:: Work instructions ::
Copy every record word for word. Pictures are not part of the copy.

* * *

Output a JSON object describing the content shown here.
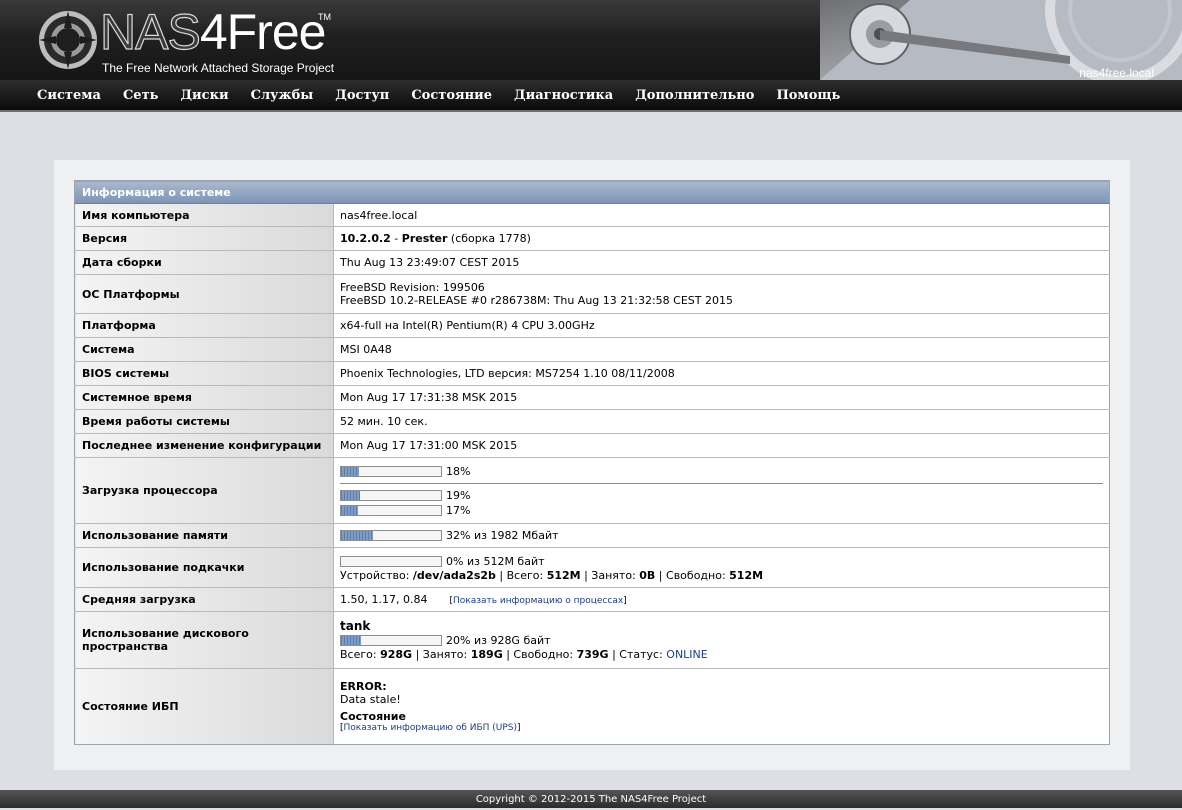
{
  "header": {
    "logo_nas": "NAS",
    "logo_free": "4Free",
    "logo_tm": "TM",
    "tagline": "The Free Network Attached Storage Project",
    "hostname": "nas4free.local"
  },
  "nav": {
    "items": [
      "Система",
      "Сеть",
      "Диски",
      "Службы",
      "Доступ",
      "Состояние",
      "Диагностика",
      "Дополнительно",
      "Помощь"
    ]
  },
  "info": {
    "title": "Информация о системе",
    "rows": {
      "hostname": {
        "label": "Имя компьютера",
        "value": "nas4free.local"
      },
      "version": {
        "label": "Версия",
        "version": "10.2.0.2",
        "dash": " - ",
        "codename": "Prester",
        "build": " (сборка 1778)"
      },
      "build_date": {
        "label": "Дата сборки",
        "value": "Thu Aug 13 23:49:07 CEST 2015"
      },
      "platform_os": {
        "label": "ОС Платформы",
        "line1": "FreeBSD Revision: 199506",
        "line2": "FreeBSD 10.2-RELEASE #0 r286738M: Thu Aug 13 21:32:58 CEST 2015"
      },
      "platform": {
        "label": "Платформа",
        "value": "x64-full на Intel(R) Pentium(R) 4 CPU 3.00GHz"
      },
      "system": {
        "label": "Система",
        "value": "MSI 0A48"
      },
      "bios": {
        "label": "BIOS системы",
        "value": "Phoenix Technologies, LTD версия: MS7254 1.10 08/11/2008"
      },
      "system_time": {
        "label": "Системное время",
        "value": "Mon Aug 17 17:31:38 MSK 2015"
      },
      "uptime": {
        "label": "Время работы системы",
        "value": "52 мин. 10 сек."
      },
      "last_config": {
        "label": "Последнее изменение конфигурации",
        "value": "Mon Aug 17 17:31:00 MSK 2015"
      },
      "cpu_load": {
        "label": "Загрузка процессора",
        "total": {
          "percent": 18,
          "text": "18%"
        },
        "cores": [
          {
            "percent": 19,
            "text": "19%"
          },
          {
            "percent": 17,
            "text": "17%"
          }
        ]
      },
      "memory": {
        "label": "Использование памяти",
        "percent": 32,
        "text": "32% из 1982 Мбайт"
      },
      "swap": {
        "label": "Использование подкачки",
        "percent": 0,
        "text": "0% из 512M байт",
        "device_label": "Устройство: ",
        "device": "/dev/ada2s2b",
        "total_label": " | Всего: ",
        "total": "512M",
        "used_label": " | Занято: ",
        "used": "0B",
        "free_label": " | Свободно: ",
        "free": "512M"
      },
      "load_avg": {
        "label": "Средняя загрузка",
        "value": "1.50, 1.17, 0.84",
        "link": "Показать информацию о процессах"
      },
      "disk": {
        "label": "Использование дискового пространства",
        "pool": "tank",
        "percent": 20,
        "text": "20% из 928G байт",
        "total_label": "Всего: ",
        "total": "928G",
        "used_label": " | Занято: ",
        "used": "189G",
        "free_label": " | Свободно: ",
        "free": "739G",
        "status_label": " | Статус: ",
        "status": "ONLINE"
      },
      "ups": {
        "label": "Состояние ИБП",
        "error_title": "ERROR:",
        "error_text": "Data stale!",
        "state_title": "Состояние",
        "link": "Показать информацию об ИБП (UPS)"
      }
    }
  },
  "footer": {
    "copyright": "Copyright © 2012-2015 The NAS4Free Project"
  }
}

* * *

:: Task response ::
Output a JSON object describing the content shown here.
{
  "header": {
    "logo_nas": "NAS",
    "logo_free": "4Free",
    "logo_tm": "TM",
    "tagline": "The Free Network Attached Storage Project",
    "hostname": "nas4free.local"
  },
  "nav": {
    "items": [
      "Система",
      "Сеть",
      "Диски",
      "Службы",
      "Доступ",
      "Состояние",
      "Диагностика",
      "Дополнительно",
      "Помощь"
    ]
  },
  "info": {
    "title": "Информация о системе",
    "rows": {
      "hostname": {
        "label": "Имя компьютера",
        "value": "nas4free.local"
      },
      "version": {
        "label": "Версия",
        "version": "10.2.0.2",
        "dash": " - ",
        "codename": "Prester",
        "build": " (сборка 1778)"
      },
      "build_date": {
        "label": "Дата сборки",
        "value": "Thu Aug 13 23:49:07 CEST 2015"
      },
      "platform_os": {
        "label": "ОС Платформы",
        "line1": "FreeBSD Revision: 199506",
        "line2": "FreeBSD 10.2-RELEASE #0 r286738M: Thu Aug 13 21:32:58 CEST 2015"
      },
      "platform": {
        "label": "Платформа",
        "value": "x64-full на Intel(R) Pentium(R) 4 CPU 3.00GHz"
      },
      "system": {
        "label": "Система",
        "value": "MSI 0A48"
      },
      "bios": {
        "label": "BIOS системы",
        "value": "Phoenix Technologies, LTD версия: MS7254 1.10 08/11/2008"
      },
      "system_time": {
        "label": "Системное время",
        "value": "Mon Aug 17 17:31:38 MSK 2015"
      },
      "uptime": {
        "label": "Время работы системы",
        "value": "52 мин. 10 сек."
      },
      "last_config": {
        "label": "Последнее изменение конфигурации",
        "value": "Mon Aug 17 17:31:00 MSK 2015"
      },
      "cpu_load": {
        "label": "Загрузка процессора",
        "total": {
          "percent": 18,
          "text": "18%"
        },
        "cores": [
          {
            "percent": 19,
            "text": "19%"
          },
          {
            "percent": 17,
            "text": "17%"
          }
        ]
      },
      "memory": {
        "label": "Использование памяти",
        "percent": 32,
        "text": "32% из 1982 Мбайт"
      },
      "swap": {
        "label": "Использование подкачки",
        "percent": 0,
        "text": "0% из 512M байт",
        "device_label": "Устройство: ",
        "device": "/dev/ada2s2b",
        "total_label": " | Всего: ",
        "total": "512M",
        "used_label": " | Занято: ",
        "used": "0B",
        "free_label": " | Свободно: ",
        "free": "512M"
      },
      "load_avg": {
        "label": "Средняя загрузка",
        "value": "1.50, 1.17, 0.84",
        "link": "Показать информацию о процессах"
      },
      "disk": {
        "label": "Использование дискового пространства",
        "pool": "tank",
        "percent": 20,
        "text": "20% из 928G байт",
        "total_label": "Всего: ",
        "total": "928G",
        "used_label": " | Занято: ",
        "used": "189G",
        "free_label": " | Свободно: ",
        "free": "739G",
        "status_label": " | Статус: ",
        "status": "ONLINE"
      },
      "ups": {
        "label": "Состояние ИБП",
        "error_title": "ERROR:",
        "error_text": "Data stale!",
        "state_title": "Состояние",
        "link": "Показать информацию об ИБП (UPS)"
      }
    }
  },
  "footer": {
    "copyright": "Copyright © 2012-2015 The NAS4Free Project"
  }
}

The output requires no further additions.